That was a good enough explanation for me. Since I would often be hunting in low light conditions, I opted for the 10x42.
Extras - Grip, Lens Covers, etc.
Here are some of the extra features the Endurance 10x42 includes...
Phase Corrected Optics - Helps with impressive image resolution
Fully Multi-Coated Lenses - This feature helps provide crisp, clear and bright viewing, with excellent light transmission
Textured 'high grip' - I LOVE this feature because it makes my binos very comfortable to hold!
Close Focus - I'm going to be honest with you ~ I have a hard time finding my subject when trying to use a set of binos. Using the focus feature has always been a struggle for me. However, I was able to easily adjust the focus to bring things into view. Often, I'm the last one looking at a subject on the opposite side of a ridge, but this time I found myself pointing things out to everyone else. That was fun! Plus, if you are wanting to bring something into view, that is up close and personal... no problem! I had my binos in my tree stand last month and enjoyed watching the woods awaken around me through the lens of my Endurance binoculars.
Padded Neck Strap - Awww! I was in heaven. I really like the strap that comes with the binos. Now, I know there a lot of options available these days for after-market bino straps / holders, but I honestly struggle with some of these. Yes, there are convenient for carrying around your binoculars and help with keeping the weight off your neck, but when it comes down to trying to raise your binos up to your field of view, I always struggle. I like the option of being able to sling my binos across my off-shoulder and having a little more range of motion. Having the padded strap was an extra bonus for me.
Stay-On Lens Covers - When they say, "stay-on" they aren't lying. I loose things ~ a lot. I never had a problem, hiking all over the mountains, in and out of a tree stand. My lens covers never went missing. Often, I'd find the lens cover hanging open when I forgot to tap it on tightly, but the rubber loop attaching it to the lens held it on safely. I was impressed!
Nitrogen Purged Fog Proofing - While fog proof doesn't prevent the physics reality of external lenses collecting condensation during temperature changes, or even breathing directly on the lens; however, the internal portion of the binos are nitrogen purged which prevents the condensation from occurring on the inside of the lens. It works ~ because I never had an issue with moisture / fog building up on the inside of my binos.
As mentioned previously, I was fortunate to have my Endurance binoculars up in the tree stand this Fall during my Kansas whitetail hunt. They played an important role in my hunt and I'm happy to say that I arrowed my biggest whitetail to date.
If you are in the market for a new set of optics, I would highly recommend Hawke Sport Optics. Visit their website, www.HawkeOptics.com or email them at firstname.lastname@example.org. I know they would be happy to answer any questions you have on their products. They are extremely knowledgeable and helpful.

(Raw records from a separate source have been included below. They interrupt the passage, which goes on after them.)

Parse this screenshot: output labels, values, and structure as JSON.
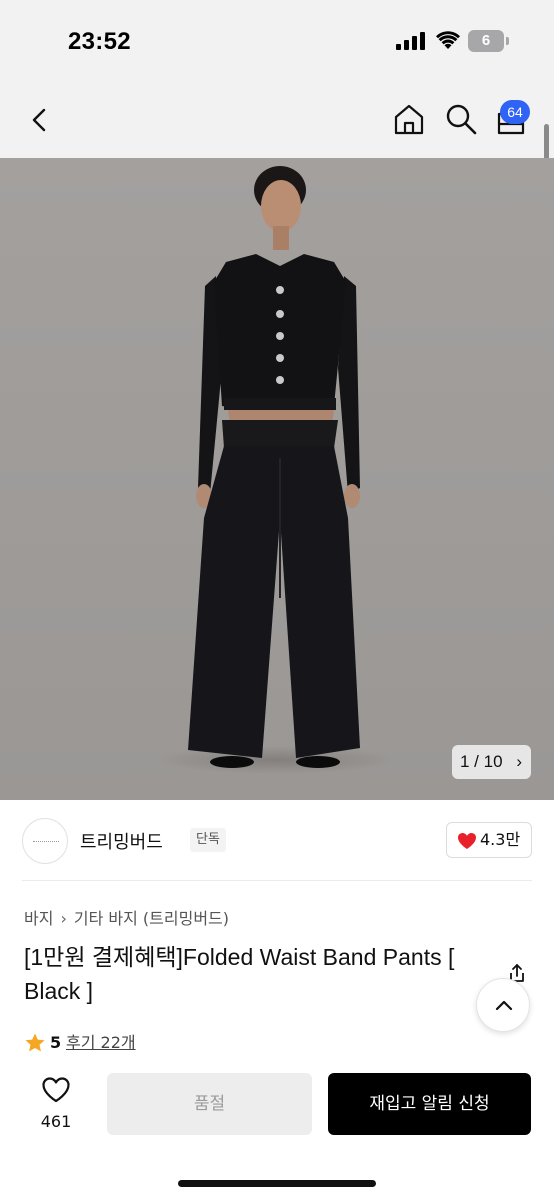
{
  "status_bar": {
    "time": "23:52",
    "battery_level": "6"
  },
  "nav": {
    "cart_count": "64",
    "icons": [
      "back-arrow-icon",
      "home-icon",
      "search-icon",
      "cart-icon"
    ]
  },
  "gallery": {
    "counter": "1 / 10",
    "counter_arrow": "›"
  },
  "brand": {
    "name": "트리밍버드",
    "tag": "단독",
    "likes": "4.3만"
  },
  "breadcrumb": {
    "level1": "바지",
    "separator": "›",
    "level2": "기타 바지 (트리밍버드)"
  },
  "product": {
    "title": "[1만원 결제혜택]Folded Waist Band Pants [ Black ]",
    "rating": "5",
    "reviews": "후기 22개"
  },
  "bottom_bar": {
    "wish_count": "461",
    "soldout_label": "품절",
    "restock_label": "재입고 알림 신청"
  },
  "colors": {
    "accent_badge": "#2f63f5",
    "like_heart": "#e8202a",
    "star": "#f5a623",
    "primary_button": "#000000"
  }
}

Thanks, Hawke Optics!
Disclaimer: The reviews on FromtheDraw.com are solely the honest opinions of Troy & Emily. The Endurance PC binoculars reviewed were provided by Hawke Optics for the purpose of this review. FromtheDraw.com received no monetary compensation in exchange for this review.

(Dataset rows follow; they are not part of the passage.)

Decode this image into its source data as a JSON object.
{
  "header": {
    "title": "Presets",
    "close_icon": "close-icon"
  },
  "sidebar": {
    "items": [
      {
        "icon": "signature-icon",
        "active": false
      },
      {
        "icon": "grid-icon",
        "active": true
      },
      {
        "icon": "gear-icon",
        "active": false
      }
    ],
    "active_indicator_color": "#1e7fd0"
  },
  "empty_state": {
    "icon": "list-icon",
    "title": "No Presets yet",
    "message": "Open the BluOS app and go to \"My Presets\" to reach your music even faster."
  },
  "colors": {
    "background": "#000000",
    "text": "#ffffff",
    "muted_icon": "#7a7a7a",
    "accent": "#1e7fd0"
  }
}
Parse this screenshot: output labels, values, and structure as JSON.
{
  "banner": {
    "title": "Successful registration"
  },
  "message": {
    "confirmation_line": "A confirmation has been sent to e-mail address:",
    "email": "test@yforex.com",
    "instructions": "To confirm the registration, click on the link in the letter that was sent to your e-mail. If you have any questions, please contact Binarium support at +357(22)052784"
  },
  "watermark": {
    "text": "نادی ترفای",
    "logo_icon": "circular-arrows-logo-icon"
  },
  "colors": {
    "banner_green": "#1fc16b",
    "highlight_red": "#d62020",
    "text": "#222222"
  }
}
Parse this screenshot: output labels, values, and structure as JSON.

From the Draw
A website devoted to sharing bowhunting stories. From the draw in the mountains to the draw on paper, the moments live on.